:: The problem ::
Write out the line that contains "What data populates" and every line after it through the end of the entries, exactly as given and with no other lines.

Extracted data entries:
+--
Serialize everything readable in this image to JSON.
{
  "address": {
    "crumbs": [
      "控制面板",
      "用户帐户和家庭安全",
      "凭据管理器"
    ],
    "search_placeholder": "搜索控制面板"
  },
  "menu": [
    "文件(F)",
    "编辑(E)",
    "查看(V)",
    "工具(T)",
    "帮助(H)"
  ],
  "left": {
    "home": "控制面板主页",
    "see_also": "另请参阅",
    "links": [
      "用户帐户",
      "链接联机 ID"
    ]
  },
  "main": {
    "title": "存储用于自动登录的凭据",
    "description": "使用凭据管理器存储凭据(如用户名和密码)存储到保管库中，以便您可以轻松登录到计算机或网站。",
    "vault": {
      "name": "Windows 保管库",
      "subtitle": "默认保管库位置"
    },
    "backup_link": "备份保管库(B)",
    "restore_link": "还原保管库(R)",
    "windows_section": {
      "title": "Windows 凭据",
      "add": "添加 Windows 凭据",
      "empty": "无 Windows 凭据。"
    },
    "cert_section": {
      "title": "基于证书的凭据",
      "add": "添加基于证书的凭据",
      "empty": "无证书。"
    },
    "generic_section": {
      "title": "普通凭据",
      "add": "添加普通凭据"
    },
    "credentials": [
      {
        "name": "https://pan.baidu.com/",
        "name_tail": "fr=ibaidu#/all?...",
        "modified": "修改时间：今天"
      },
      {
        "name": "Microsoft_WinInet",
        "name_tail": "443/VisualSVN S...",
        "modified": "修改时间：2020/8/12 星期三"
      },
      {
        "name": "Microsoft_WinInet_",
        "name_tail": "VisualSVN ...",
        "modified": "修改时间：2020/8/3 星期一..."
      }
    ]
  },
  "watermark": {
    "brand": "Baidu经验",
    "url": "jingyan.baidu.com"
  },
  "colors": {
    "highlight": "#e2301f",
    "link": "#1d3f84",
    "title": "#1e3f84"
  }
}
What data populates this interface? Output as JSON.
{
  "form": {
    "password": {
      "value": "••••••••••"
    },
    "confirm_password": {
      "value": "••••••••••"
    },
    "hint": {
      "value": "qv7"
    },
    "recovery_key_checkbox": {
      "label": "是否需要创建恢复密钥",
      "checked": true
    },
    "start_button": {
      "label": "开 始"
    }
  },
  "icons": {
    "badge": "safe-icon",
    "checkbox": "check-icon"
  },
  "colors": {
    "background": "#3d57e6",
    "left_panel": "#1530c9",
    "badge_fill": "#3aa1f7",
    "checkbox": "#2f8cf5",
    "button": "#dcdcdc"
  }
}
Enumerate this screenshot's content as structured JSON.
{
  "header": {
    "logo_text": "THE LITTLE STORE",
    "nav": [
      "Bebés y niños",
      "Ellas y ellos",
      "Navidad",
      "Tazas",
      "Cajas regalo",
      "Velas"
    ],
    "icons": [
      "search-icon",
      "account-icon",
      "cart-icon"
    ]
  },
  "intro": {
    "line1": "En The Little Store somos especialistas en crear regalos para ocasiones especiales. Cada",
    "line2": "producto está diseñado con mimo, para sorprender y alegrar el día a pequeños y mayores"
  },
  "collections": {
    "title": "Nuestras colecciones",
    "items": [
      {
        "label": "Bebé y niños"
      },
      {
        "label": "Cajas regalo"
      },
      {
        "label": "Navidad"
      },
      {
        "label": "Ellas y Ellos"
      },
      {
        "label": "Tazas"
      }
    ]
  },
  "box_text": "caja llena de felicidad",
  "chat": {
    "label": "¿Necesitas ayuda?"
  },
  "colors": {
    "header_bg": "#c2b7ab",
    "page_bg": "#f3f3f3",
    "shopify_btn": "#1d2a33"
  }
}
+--
:: Task response ::
What data populates this interface? Output as JSON.
{
  "form": {
    "password": {
      "value": "••••••••••"
    },
    "confirm_password": {
      "value": "••••••••••"
    },
    "hint": {
      "value": "qv7"
    },
    "recovery_key_checkbox": {
      "label": "是否需要创建恢复密钥",
      "checked": true
    },
    "start_button": {
      "label": "开 始"
    }
  },
  "icons": {
    "badge": "safe-icon",
    "checkbox": "check-icon"
  },
  "colors": {
    "background": "#3d57e6",
    "left_panel": "#1530c9",
    "badge_fill": "#3aa1f7",
    "checkbox": "#2f8cf5",
    "button": "#dcdcdc"
  }
}
Enumerate this screenshot's content as structured JSON.
{
  "header": {
    "logo_text": "THE LITTLE STORE",
    "nav": [
      "Bebés y niños",
      "Ellas y ellos",
      "Navidad",
      "Tazas",
      "Cajas regalo",
      "Velas"
    ],
    "icons": [
      "search-icon",
      "account-icon",
      "cart-icon"
    ]
  },
  "intro": {
    "line1": "En The Little Store somos especialistas en crear regalos para ocasiones especiales. Cada",
    "line2": "producto está diseñado con mimo, para sorprender y alegrar el día a pequeños y mayores"
  },
  "collections": {
    "title": "Nuestras colecciones",
    "items": [
      {
        "label": "Bebé y niños"
      },
      {
        "label": "Cajas regalo"
      },
      {
        "label": "Navidad"
      },
      {
        "label": "Ellas y Ellos"
      },
      {
        "label": "Tazas"
      }
    ]
  },
  "box_text": "caja llena de felicidad",
  "chat": {
    "label": "¿Necesitas ayuda?"
  },
  "colors": {
    "header_bg": "#c2b7ab",
    "page_bg": "#f3f3f3",
    "shopify_btn": "#1d2a33"
  }
}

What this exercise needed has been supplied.